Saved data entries
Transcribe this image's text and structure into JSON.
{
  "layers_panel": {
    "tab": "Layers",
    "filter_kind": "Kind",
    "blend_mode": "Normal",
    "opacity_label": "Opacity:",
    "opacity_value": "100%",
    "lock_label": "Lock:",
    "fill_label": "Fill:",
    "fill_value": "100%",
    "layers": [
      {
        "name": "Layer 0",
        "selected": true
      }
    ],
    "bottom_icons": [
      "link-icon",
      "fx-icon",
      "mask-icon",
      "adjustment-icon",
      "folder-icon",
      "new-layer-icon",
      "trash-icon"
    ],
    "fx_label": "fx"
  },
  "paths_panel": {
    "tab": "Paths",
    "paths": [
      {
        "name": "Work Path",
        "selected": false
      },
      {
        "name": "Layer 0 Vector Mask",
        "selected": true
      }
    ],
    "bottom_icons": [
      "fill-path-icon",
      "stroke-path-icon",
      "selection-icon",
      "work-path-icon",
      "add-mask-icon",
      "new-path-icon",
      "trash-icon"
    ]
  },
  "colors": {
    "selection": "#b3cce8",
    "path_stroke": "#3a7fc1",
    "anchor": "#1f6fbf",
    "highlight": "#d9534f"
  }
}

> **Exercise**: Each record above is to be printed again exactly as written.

> **Your response**:
Transcribe this image's text and structure into JSON.
{
  "layers_panel": {
    "tab": "Layers",
    "filter_kind": "Kind",
    "blend_mode": "Normal",
    "opacity_label": "Opacity:",
    "opacity_value": "100%",
    "lock_label": "Lock:",
    "fill_label": "Fill:",
    "fill_value": "100%",
    "layers": [
      {
        "name": "Layer 0",
        "selected": true
      }
    ],
    "bottom_icons": [
      "link-icon",
      "fx-icon",
      "mask-icon",
      "adjustment-icon",
      "folder-icon",
      "new-layer-icon",
      "trash-icon"
    ],
    "fx_label": "fx"
  },
  "paths_panel": {
    "tab": "Paths",
    "paths": [
      {
        "name": "Work Path",
        "selected": false
      },
      {
        "name": "Layer 0 Vector Mask",
        "selected": true
      }
    ],
    "bottom_icons": [
      "fill-path-icon",
      "stroke-path-icon",
      "selection-icon",
      "work-path-icon",
      "add-mask-icon",
      "new-path-icon",
      "trash-icon"
    ]
  },
  "colors": {
    "selection": "#b3cce8",
    "path_stroke": "#3a7fc1",
    "anchor": "#1f6fbf",
    "highlight": "#d9534f"
  }
}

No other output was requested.